Back in 1979-1980, I spent a year working at the Computer Museum at Digital Equipment Corporation’s Marlboro facility. I was tasked to get running and maintain vintage computing gear. This included machines like the short cab DEC PDP-12, the DEC PDP-11/45, the MIT Lincoln Labs TX-0 (the first transistorized computer).
One of the machines I had a blast working on was the LINC computer that Wesley A. Clark designed at MIT. Dr. Clark was on the TX-0 project along with a few of the computer pioneers that went on to form successful computer firms. Dr. Clark designed, what we would call, the first “personal computer”. It was a laboratory computer in nature, for it had a number of digital to analog and analog to digital converters, as well as instructions to read those devices. It used a wonderful device called LINCTape. LINCTape was the predecessor to DECTape. LINCTape was block oriended, and read in the forward direction. DECTape was the same, except, it could read/write in both directions. And improvement on LINCTape.

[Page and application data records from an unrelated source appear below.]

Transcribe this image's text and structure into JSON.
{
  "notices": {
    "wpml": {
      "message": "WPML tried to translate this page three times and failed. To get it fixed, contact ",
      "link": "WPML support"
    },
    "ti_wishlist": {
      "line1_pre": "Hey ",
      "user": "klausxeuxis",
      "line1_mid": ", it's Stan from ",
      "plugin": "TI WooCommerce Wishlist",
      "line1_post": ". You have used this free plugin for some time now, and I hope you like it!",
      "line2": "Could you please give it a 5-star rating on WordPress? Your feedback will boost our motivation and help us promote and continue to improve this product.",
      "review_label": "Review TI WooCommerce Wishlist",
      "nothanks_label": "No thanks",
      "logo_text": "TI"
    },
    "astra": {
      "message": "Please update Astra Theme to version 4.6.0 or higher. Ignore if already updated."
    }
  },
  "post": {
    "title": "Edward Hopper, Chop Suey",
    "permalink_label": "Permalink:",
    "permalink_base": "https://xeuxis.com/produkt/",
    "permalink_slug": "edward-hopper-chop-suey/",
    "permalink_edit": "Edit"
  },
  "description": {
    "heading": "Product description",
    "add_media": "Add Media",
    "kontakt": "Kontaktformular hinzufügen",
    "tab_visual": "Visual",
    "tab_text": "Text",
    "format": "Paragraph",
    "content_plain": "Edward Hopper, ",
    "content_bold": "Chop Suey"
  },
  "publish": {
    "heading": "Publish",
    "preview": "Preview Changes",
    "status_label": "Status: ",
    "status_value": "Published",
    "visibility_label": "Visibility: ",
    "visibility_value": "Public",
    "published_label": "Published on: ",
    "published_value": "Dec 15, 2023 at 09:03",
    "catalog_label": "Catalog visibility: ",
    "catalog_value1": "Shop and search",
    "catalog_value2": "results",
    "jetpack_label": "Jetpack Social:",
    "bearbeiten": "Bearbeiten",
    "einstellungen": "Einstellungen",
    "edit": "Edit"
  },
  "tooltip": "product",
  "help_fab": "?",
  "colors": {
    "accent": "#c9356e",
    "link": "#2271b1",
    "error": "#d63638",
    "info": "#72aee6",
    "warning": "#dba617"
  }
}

Digital Equipment Corp. was commissioned to build these LINC computers and sold a number of them. Later, they designed the LINC-8, which consisted of PDP-8 and LINC CPUs with a common I/O subsystem and used DECTape. Later, the PDP-12 replaced it, having one CPU that could execute the instructions of a PDP-8 or LINC in the same CPU. All of these were targetted to the labratory market.
I was fascinated with how the LINC came about being. I travelled to Cambridge, Ma. and met with Dr. Clark and talked about the LINC in detail, and its operating system, LAP4 DIAL. Dr. Clark eventually came to one of the museum’s lecture series to talk about the computer to all who attended. These events were great, because you would be talking with people like Gordon Bell, Alan Kotok, etc, all who were processor architects of DEC’s computers. I got to demonstrate a working LINC running LAP4 DIAL and right next to it, it’s grandson, the PDP-12 running LAP6 DIAL. A wonderful evening.
I established a nice repore with Dr. Clark. I lost contact with him over the years, and found out he had passed away, yesterday. I am saddened. He was a major influence on me, and taught me a lot about those machines at MIT in the early day (Whirlwind, TX-0, TX-2, LINC).
R.I.P. Dr. Clark, and thank you.
Here is the New York Times obituary for Dr. Wesley A. Clark.